  14. Irish Colors of Martyrdom Now there are three kinds of martyrdom which are counted as a cross to man, that is to say, white martyrdom, and blue-grey martyrdom, and red martyrdom. This is the white martyrdom to man, when he separates for sake of God from everything he loves, although he does not suffer fasting and labor thereat. This is the blue-grey-green martyrdom to him, when by means of them [fasting and labor] he separates from his desires, or suffers toil in penance and repentance.

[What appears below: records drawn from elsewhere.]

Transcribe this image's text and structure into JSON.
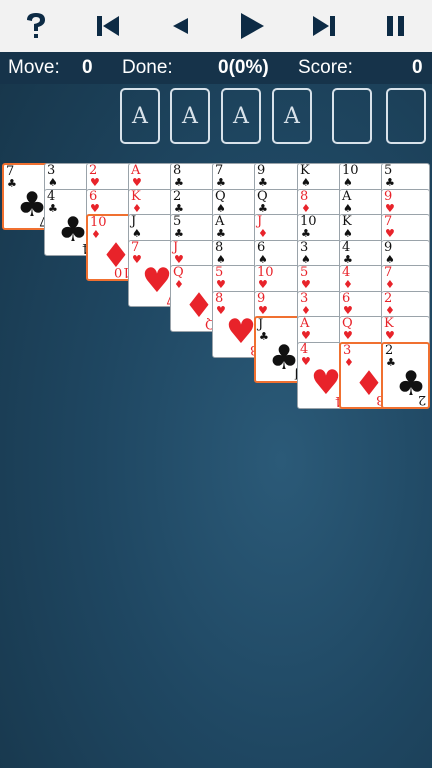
{
  "toolbar": {
    "icons": [
      "help-icon",
      "restart-icon",
      "undo-icon",
      "play-icon",
      "skip-icon",
      "pause-icon"
    ]
  },
  "status": {
    "move_label": "Move:",
    "move_value": "0",
    "done_label": "Done:",
    "done_value": "0(0%)",
    "score_label": "Score:",
    "score_value": "0"
  },
  "foundations": [
    "A",
    "A",
    "A",
    "A"
  ],
  "colors": {
    "red": "#e8232a",
    "black": "#111111",
    "selected": "#f07030",
    "background": "#1f4762"
  },
  "columns": [
    {
      "selected_last": true,
      "cards": [
        {
          "r": "7",
          "s": "♣"
        }
      ]
    },
    {
      "selected_last": false,
      "cards": [
        {
          "r": "3",
          "s": "♠"
        },
        {
          "r": "4",
          "s": "♣"
        }
      ]
    },
    {
      "selected_last": true,
      "cards": [
        {
          "r": "2",
          "s": "♥"
        },
        {
          "r": "6",
          "s": "♥"
        },
        {
          "r": "10",
          "s": "♦"
        }
      ]
    },
    {
      "selected_last": false,
      "cards": [
        {
          "r": "A",
          "s": "♥"
        },
        {
          "r": "K",
          "s": "♦"
        },
        {
          "r": "J",
          "s": "♠"
        },
        {
          "r": "7",
          "s": "♥"
        }
      ]
    },
    {
      "selected_last": false,
      "cards": [
        {
          "r": "8",
          "s": "♣"
        },
        {
          "r": "2",
          "s": "♣"
        },
        {
          "r": "5",
          "s": "♣"
        },
        {
          "r": "J",
          "s": "♥"
        },
        {
          "r": "Q",
          "s": "♦"
        }
      ]
    },
    {
      "selected_last": false,
      "cards": [
        {
          "r": "7",
          "s": "♣"
        },
        {
          "r": "Q",
          "s": "♠"
        },
        {
          "r": "A",
          "s": "♣"
        },
        {
          "r": "8",
          "s": "♠"
        },
        {
          "r": "5",
          "s": "♥"
        },
        {
          "r": "8",
          "s": "♥"
        }
      ]
    },
    {
      "selected_last": true,
      "cards": [
        {
          "r": "9",
          "s": "♣"
        },
        {
          "r": "Q",
          "s": "♣"
        },
        {
          "r": "J",
          "s": "♦"
        },
        {
          "r": "6",
          "s": "♠"
        },
        {
          "r": "10",
          "s": "♥"
        },
        {
          "r": "9",
          "s": "♥"
        },
        {
          "r": "J",
          "s": "♣"
        }
      ]
    },
    {
      "selected_last": false,
      "cards": [
        {
          "r": "K",
          "s": "♠"
        },
        {
          "r": "8",
          "s": "♦"
        },
        {
          "r": "10",
          "s": "♣"
        },
        {
          "r": "3",
          "s": "♠"
        },
        {
          "r": "5",
          "s": "♥"
        },
        {
          "r": "3",
          "s": "♦"
        },
        {
          "r": "A",
          "s": "♥"
        },
        {
          "r": "4",
          "s": "♥"
        }
      ]
    },
    {
      "selected_last": true,
      "cards": [
        {
          "r": "10",
          "s": "♠"
        },
        {
          "r": "A",
          "s": "♠"
        },
        {
          "r": "K",
          "s": "♠"
        },
        {
          "r": "4",
          "s": "♣"
        },
        {
          "r": "4",
          "s": "♦"
        },
        {
          "r": "6",
          "s": "♥"
        },
        {
          "r": "Q",
          "s": "♥"
        },
        {
          "r": "3",
          "s": "♦"
        }
      ]
    },
    {
      "selected_last": true,
      "cards": [
        {
          "r": "5",
          "s": "♣"
        },
        {
          "r": "9",
          "s": "♥"
        },
        {
          "r": "7",
          "s": "♥"
        },
        {
          "r": "9",
          "s": "♠"
        },
        {
          "r": "7",
          "s": "♦"
        },
        {
          "r": "2",
          "s": "♦"
        },
        {
          "r": "K",
          "s": "♥"
        },
        {
          "r": "2",
          "s": "♣"
        }
      ]
    }
  ]
}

This is the red martyrdom to him, endurance of a cross or destruction for Christ’s sake, as happened to the apostles in the persecution of the wicked and in teaching the law of God. These three kinds of martyrdom are comprised in the carnal men who resort to good repentance, who separate from their desires, who pour forth their blood in fasting and in labor for Christ’s sake.

  15. Irish Colors of the Winds (Saltair Na Rann c. 9th cent.) NORTH black jet dark grey piebald WEST dun purple EAST green yellow glas (sea) red white (Colors of Martyrdom) (Otherworld) SOUTH

  16. Evan Thompson on homologic biological processes: “In the past few decades structures previously taken to be unrelated…have been discovered to be related at deeper levels of genetic and developmental conservation… findings of homogeneous genes for analogous processes and structures [in which the] new notion of ‘homology of process’…pertains to similarities of dynamic interactions at the level of developmental mechanisms.”